═══ Data records

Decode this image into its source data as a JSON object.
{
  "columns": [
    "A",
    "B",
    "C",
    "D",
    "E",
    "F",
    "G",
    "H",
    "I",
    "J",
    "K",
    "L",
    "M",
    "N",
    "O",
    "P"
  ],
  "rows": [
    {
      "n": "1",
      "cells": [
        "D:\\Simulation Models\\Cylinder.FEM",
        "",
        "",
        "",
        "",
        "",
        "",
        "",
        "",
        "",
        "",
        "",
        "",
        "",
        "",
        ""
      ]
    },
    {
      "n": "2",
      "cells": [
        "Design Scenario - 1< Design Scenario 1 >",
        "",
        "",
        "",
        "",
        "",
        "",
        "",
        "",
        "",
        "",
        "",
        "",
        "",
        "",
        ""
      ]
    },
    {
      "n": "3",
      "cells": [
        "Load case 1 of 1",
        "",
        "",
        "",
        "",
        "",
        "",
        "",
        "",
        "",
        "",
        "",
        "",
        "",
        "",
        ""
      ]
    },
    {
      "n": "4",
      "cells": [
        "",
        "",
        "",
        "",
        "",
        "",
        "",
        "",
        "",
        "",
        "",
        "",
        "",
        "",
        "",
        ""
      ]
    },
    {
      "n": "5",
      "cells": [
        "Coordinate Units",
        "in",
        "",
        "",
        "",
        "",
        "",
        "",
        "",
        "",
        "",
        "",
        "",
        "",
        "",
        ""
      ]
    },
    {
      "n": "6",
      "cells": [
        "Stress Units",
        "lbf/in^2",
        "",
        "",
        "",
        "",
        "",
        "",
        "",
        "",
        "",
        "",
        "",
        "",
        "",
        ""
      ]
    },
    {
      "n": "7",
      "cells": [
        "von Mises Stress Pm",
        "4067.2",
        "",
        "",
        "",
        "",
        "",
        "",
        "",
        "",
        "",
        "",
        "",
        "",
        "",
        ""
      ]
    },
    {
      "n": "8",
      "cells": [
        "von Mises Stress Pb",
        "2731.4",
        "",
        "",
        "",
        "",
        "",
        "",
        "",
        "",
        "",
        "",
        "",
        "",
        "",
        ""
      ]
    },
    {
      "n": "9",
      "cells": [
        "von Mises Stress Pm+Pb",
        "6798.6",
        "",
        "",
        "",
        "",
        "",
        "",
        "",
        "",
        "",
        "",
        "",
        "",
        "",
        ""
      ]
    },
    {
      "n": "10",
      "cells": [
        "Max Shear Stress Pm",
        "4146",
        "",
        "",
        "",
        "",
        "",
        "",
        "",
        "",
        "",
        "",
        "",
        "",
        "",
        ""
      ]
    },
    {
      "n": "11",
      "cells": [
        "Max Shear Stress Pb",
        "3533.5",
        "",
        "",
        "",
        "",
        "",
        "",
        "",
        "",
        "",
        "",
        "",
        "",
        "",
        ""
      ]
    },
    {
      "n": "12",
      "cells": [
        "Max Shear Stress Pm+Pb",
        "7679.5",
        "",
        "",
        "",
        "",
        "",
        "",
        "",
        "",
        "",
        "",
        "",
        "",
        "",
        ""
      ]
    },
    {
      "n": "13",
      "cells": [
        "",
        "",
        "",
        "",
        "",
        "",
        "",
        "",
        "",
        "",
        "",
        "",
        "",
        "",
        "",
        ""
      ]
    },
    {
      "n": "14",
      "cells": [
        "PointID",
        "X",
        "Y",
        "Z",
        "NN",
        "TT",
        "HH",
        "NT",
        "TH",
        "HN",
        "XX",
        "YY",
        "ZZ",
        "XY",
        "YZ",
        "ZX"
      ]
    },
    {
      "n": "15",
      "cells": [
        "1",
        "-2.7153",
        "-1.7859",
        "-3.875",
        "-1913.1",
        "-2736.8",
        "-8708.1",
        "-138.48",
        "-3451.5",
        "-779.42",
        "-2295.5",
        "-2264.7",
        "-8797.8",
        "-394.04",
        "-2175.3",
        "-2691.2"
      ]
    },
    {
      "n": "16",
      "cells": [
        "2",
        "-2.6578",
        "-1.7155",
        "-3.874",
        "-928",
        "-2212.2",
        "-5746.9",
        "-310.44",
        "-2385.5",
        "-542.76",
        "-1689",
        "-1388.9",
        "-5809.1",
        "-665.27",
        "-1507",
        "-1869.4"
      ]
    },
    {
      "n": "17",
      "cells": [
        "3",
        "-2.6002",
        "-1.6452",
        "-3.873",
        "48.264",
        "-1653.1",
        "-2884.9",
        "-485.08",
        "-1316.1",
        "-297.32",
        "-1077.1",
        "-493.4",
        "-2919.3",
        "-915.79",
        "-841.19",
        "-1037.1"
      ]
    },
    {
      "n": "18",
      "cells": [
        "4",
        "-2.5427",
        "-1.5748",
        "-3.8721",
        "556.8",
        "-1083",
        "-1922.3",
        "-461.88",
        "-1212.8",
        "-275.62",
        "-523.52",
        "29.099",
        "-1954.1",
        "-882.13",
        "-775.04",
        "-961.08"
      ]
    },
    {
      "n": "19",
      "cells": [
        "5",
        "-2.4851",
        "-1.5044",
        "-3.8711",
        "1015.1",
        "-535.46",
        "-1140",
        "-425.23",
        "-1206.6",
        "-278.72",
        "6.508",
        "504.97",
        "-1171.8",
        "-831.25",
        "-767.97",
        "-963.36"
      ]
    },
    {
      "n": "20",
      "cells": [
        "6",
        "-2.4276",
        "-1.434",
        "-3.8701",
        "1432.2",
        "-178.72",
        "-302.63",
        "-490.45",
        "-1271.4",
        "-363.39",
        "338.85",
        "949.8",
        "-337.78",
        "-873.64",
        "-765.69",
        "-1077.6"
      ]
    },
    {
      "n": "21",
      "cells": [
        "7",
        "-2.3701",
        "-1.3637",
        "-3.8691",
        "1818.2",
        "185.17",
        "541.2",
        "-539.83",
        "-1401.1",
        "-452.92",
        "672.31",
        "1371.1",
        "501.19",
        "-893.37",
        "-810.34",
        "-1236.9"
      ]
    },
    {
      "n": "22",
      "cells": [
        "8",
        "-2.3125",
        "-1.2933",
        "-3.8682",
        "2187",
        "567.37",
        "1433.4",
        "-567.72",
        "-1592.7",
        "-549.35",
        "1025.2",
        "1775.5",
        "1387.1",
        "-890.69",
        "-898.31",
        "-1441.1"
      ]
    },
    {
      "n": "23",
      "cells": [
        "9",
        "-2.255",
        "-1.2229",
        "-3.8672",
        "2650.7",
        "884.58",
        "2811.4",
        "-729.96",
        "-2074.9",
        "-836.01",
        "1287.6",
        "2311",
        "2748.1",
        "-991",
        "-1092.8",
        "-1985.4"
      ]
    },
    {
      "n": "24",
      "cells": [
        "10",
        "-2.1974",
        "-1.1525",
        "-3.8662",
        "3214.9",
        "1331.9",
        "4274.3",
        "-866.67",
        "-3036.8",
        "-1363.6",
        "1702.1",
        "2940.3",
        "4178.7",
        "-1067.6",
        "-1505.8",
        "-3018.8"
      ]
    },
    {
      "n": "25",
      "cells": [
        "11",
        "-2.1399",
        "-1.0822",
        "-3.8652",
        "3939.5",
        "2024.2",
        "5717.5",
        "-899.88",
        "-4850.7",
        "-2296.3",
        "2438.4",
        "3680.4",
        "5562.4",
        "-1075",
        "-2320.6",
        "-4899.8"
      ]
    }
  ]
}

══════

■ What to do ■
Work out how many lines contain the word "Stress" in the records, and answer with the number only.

■ Answer below ■
7